- When to call a legal planning meeting
- Who should attend
- Scope of the meeting
- letter of issue and letter before proceedings
- video – practitioners discuss the practicalities of legal planning meetings
- local practice examples
What you need to know
If work with the family cannot keep a child safe, a legal planning meeting should be called. This is sometimes called a legal strategy meeting or a legal gateway meeting. The purpose of this meeting is to obtain advice as to whether the ‘threshold criteria’ for a care order under section 31 Children Act 1989 have been met.
The legal planning meeting is usually attended by the child’s social worker, manager and a legal adviser.
The meeting also considers whether there is sufficient evidence for the proposed plan (whether that is pre-proceedings or care proceedings), such as a satisfactorily completed assessments, a chronology, genograms, plans considered or tried and other reports. This should include:
- current information from the foster carer (if the child is looked after)
- whether any specialist assessments are needed, including any related to parents’ capacity / capability.
Notes should be kept of the process whereby the decision was reached.
What happens after a meeting
If the local authority reaches a decision that the threshold has been met, there are three options:
- to continue with a support programme, revised to take account of concerns identified
- to begin a formal pre-proceedings process
- to apply to court immediately, depending on the urgency of the situation.
The outcome of the meeting may be that matters are so urgent that an application will be made immediately to court, in which case a letter of issue will be sent to the parents. In an emergency, the local authority may seek an emergency protection order.
In other circumstances, an application is likely to be made because the local authority believes that the threshold for obtaining a care/supervision order has been met, but the local authority decides one final attempt should be made to work with the family. In this situation, the local authority will send the parent(s) a letter before proceedings. If a decision is made at a legal planning meeting to send a letter before proceedings, the formal pre-proceedings stage begins.

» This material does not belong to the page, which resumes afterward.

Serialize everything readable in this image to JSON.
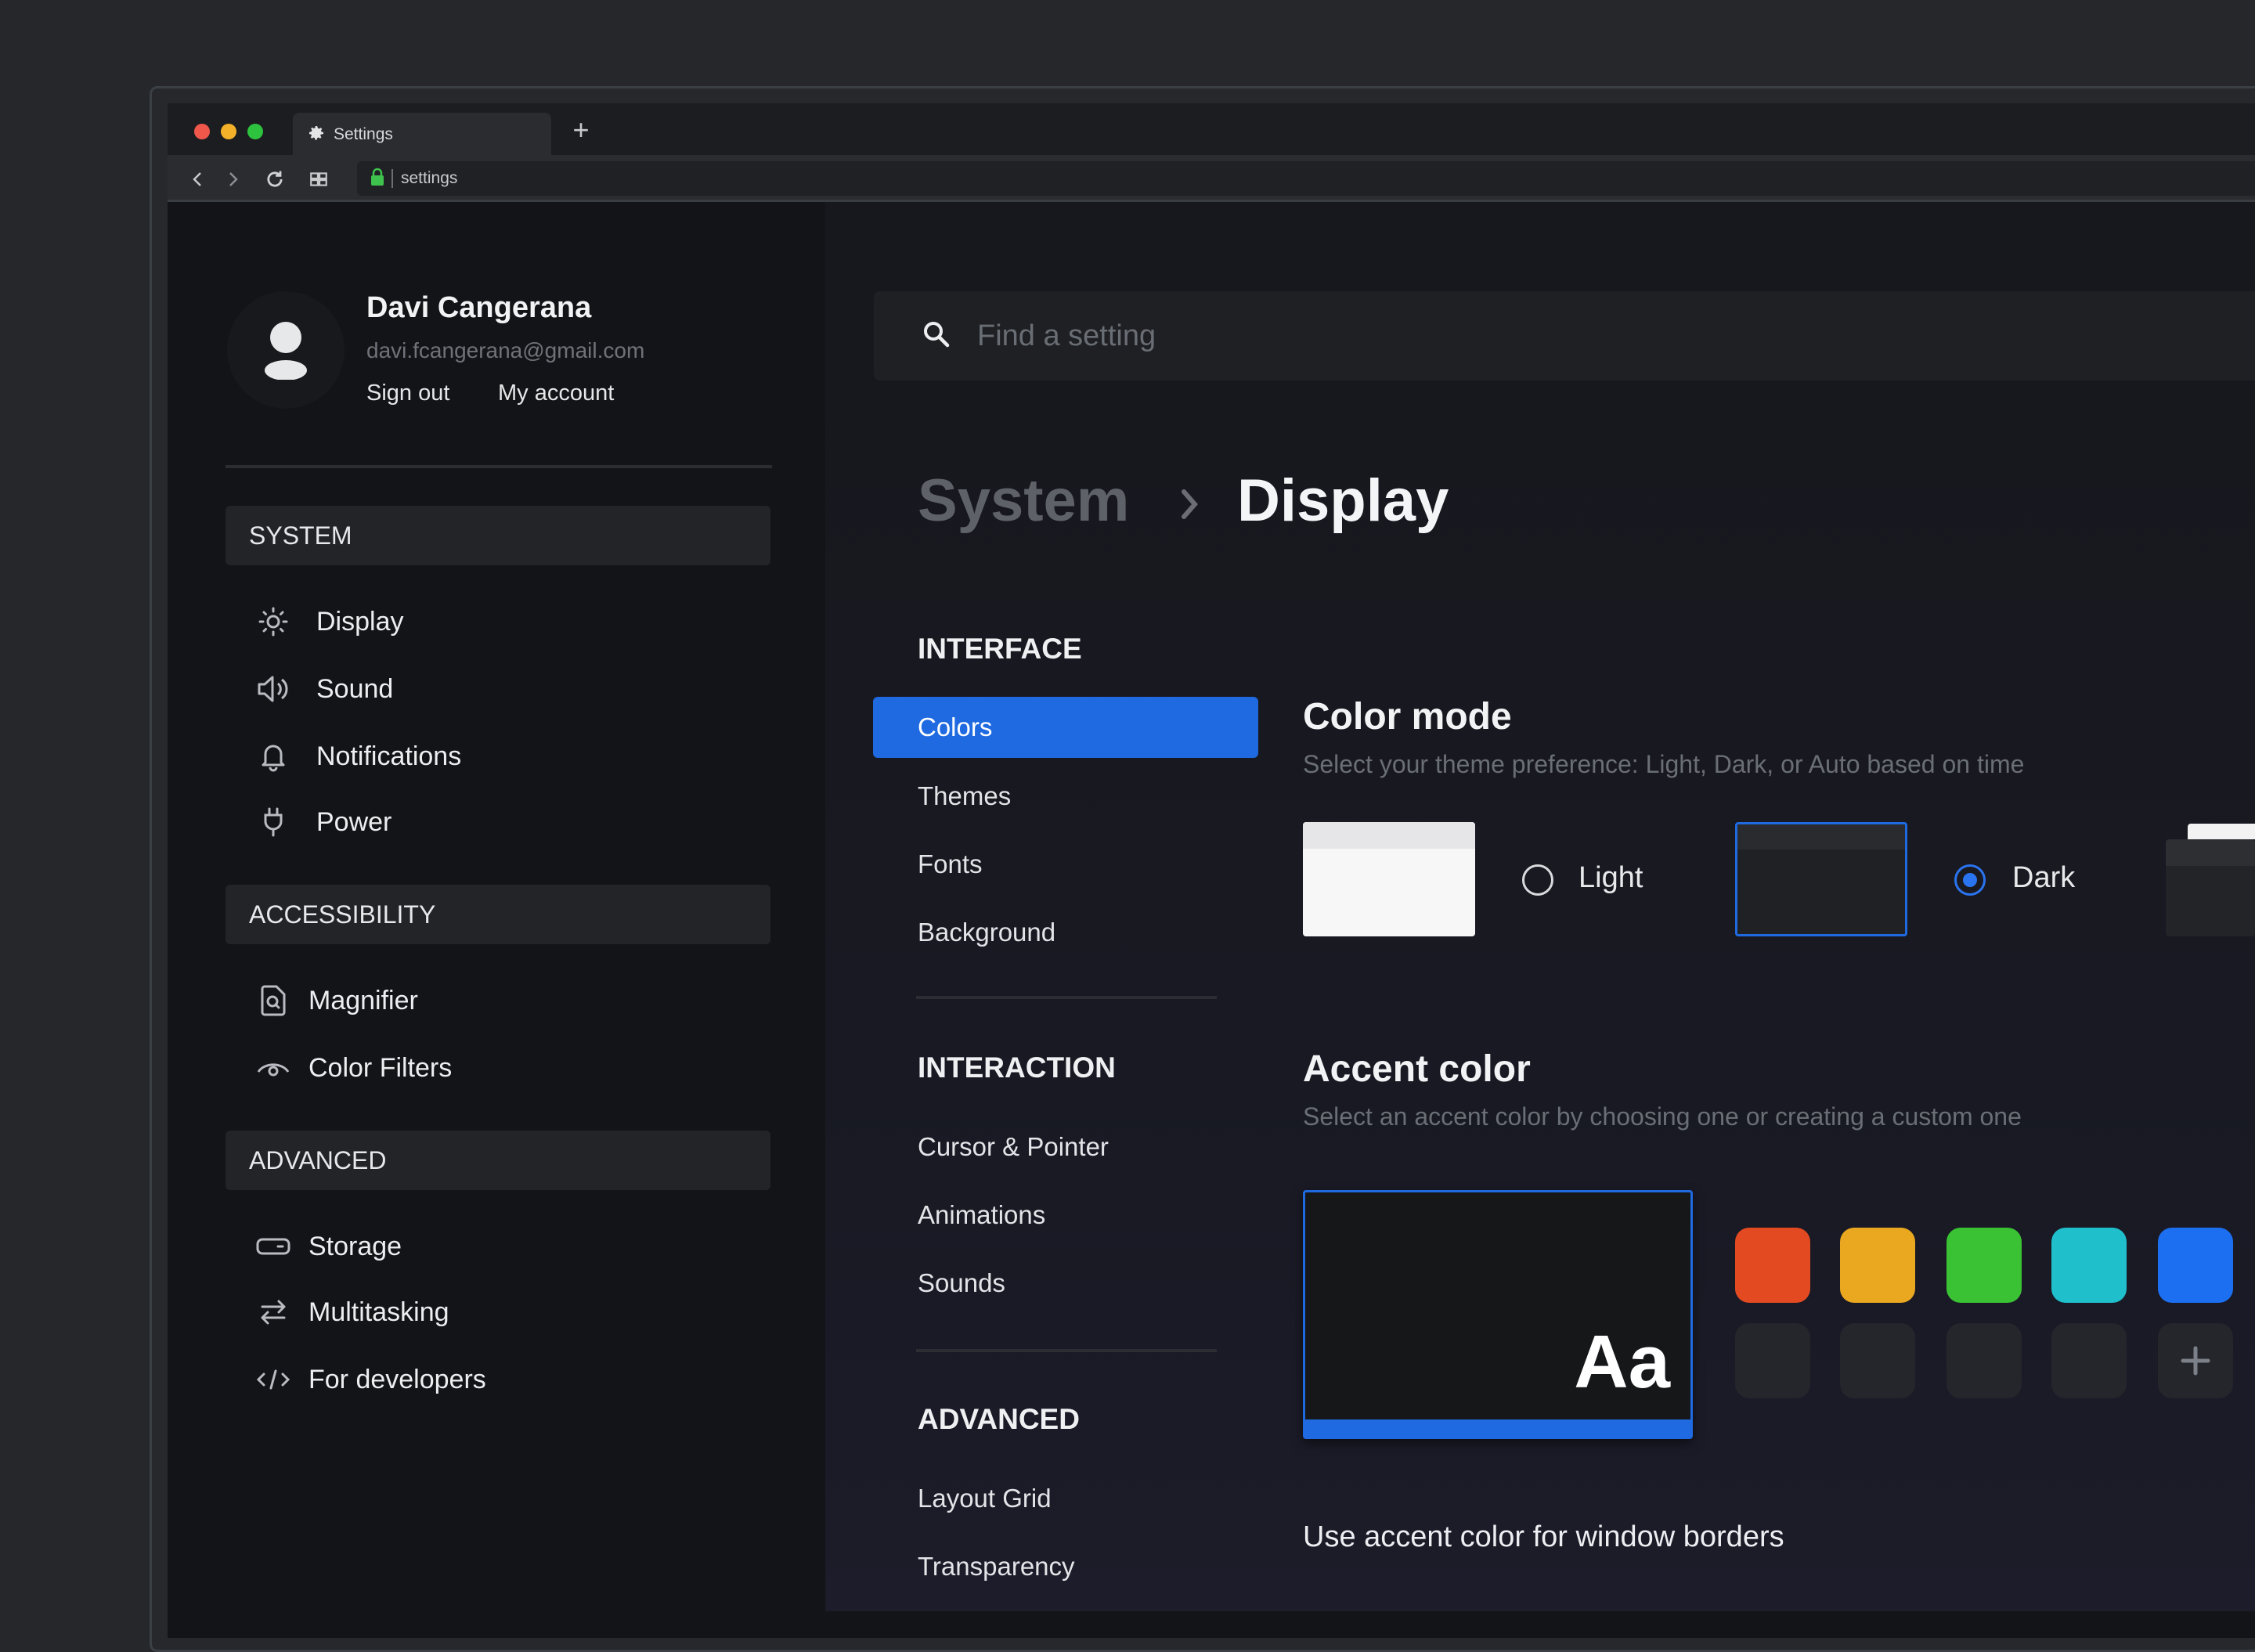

Video Resources – running a legal planning meeting
Natasha Watson, Co-Chair of Sussex Family Justice Board and Principal Lawyer at Brighton and Hove City Council, discusses the importance of legal planning meetings
Local Practice Examples
Cornwall Council developed a protocol for conducting legal planning meetings, which includes a useful template for meetings and a checklist template.